*** Opening Data extract ***
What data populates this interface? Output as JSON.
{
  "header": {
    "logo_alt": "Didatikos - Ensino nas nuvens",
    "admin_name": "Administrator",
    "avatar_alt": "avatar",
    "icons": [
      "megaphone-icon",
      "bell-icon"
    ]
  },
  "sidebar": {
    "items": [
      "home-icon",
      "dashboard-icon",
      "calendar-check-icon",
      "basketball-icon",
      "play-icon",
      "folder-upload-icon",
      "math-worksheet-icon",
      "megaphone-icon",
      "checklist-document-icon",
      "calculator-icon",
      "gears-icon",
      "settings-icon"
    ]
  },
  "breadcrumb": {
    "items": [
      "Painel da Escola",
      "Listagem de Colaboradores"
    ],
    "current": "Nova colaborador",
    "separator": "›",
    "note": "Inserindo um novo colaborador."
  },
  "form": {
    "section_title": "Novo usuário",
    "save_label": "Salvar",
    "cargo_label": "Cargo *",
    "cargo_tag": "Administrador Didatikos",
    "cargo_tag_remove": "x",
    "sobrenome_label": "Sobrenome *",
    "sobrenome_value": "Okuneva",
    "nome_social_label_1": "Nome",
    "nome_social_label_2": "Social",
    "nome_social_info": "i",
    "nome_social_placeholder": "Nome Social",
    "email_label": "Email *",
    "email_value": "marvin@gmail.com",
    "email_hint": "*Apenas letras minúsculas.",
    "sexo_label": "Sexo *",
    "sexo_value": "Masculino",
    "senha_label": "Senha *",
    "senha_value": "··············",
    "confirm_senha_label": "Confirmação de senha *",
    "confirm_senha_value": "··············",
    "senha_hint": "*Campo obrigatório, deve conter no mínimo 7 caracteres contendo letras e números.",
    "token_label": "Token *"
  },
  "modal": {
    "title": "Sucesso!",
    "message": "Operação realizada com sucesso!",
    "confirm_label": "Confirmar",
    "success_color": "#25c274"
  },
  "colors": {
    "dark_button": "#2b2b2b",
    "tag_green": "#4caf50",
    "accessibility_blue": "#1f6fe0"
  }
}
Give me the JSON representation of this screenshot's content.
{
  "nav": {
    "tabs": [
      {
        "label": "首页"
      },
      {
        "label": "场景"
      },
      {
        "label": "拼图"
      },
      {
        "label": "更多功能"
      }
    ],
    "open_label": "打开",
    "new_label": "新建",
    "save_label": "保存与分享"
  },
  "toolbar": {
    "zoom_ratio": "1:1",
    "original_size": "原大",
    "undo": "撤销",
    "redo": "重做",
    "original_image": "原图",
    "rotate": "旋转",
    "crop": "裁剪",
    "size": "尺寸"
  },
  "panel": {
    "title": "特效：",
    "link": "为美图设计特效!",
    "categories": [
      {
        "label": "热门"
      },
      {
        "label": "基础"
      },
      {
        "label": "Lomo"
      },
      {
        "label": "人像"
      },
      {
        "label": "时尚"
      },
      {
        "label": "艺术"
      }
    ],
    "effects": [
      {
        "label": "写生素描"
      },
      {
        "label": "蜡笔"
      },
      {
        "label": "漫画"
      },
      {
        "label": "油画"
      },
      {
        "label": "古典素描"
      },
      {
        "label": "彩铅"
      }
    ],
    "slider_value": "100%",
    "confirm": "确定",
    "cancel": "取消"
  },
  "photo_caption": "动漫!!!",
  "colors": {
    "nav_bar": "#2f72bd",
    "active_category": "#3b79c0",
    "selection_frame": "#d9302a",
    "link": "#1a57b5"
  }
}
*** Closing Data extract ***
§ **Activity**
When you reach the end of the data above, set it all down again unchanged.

§ **Answer to the exercise**
What data populates this interface? Output as JSON.
{
  "header": {
    "logo_alt": "Didatikos - Ensino nas nuvens",
    "admin_name": "Administrator",
    "avatar_alt": "avatar",
    "icons": [
      "megaphone-icon",
      "bell-icon"
    ]
  },
  "sidebar": {
    "items": [
      "home-icon",
      "dashboard-icon",
      "calendar-check-icon",
      "basketball-icon",
      "play-icon",
      "folder-upload-icon",
      "math-worksheet-icon",
      "megaphone-icon",
      "checklist-document-icon",
      "calculator-icon",
      "gears-icon",
      "settings-icon"
    ]
  },
  "breadcrumb": {
    "items": [
      "Painel da Escola",
      "Listagem de Colaboradores"
    ],
    "current": "Nova colaborador",
    "separator": "›",
    "note": "Inserindo um novo colaborador."
  },
  "form": {
    "section_title": "Novo usuário",
    "save_label": "Salvar",
    "cargo_label": "Cargo *",
    "cargo_tag": "Administrador Didatikos",
    "cargo_tag_remove": "x",
    "sobrenome_label": "Sobrenome *",
    "sobrenome_value": "Okuneva",
    "nome_social_label_1": "Nome",
    "nome_social_label_2": "Social",
    "nome_social_info": "i",
    "nome_social_placeholder": "Nome Social",
    "email_label": "Email *",
    "email_value": "marvin@gmail.com",
    "email_hint": "*Apenas letras minúsculas.",
    "sexo_label": "Sexo *",
    "sexo_value": "Masculino",
    "senha_label": "Senha *",
    "senha_value": "··············",
    "confirm_senha_label": "Confirmação de senha *",
    "confirm_senha_value": "··············",
    "senha_hint": "*Campo obrigatório, deve conter no mínimo 7 caracteres contendo letras e números.",
    "token_label": "Token *"
  },
  "modal": {
    "title": "Sucesso!",
    "message": "Operação realizada com sucesso!",
    "confirm_label": "Confirmar",
    "success_color": "#25c274"
  },
  "colors": {
    "dark_button": "#2b2b2b",
    "tag_green": "#4caf50",
    "accessibility_blue": "#1f6fe0"
  }
}
Give me the JSON representation of this screenshot's content.
{
  "nav": {
    "tabs": [
      {
        "label": "首页"
      },
      {
        "label": "场景"
      },
      {
        "label": "拼图"
      },
      {
        "label": "更多功能"
      }
    ],
    "open_label": "打开",
    "new_label": "新建",
    "save_label": "保存与分享"
  },
  "toolbar": {
    "zoom_ratio": "1:1",
    "original_size": "原大",
    "undo": "撤销",
    "redo": "重做",
    "original_image": "原图",
    "rotate": "旋转",
    "crop": "裁剪",
    "size": "尺寸"
  },
  "panel": {
    "title": "特效：",
    "link": "为美图设计特效!",
    "categories": [
      {
        "label": "热门"
      },
      {
        "label": "基础"
      },
      {
        "label": "Lomo"
      },
      {
        "label": "人像"
      },
      {
        "label": "时尚"
      },
      {
        "label": "艺术"
      }
    ],
    "effects": [
      {
        "label": "写生素描"
      },
      {
        "label": "蜡笔"
      },
      {
        "label": "漫画"
      },
      {
        "label": "油画"
      },
      {
        "label": "古典素描"
      },
      {
        "label": "彩铅"
      }
    ],
    "slider_value": "100%",
    "confirm": "确定",
    "cancel": "取消"
  },
  "photo_caption": "动漫!!!",
  "colors": {
    "nav_bar": "#2f72bd",
    "active_category": "#3b79c0",
    "selection_frame": "#d9302a",
    "link": "#1a57b5"
  }
}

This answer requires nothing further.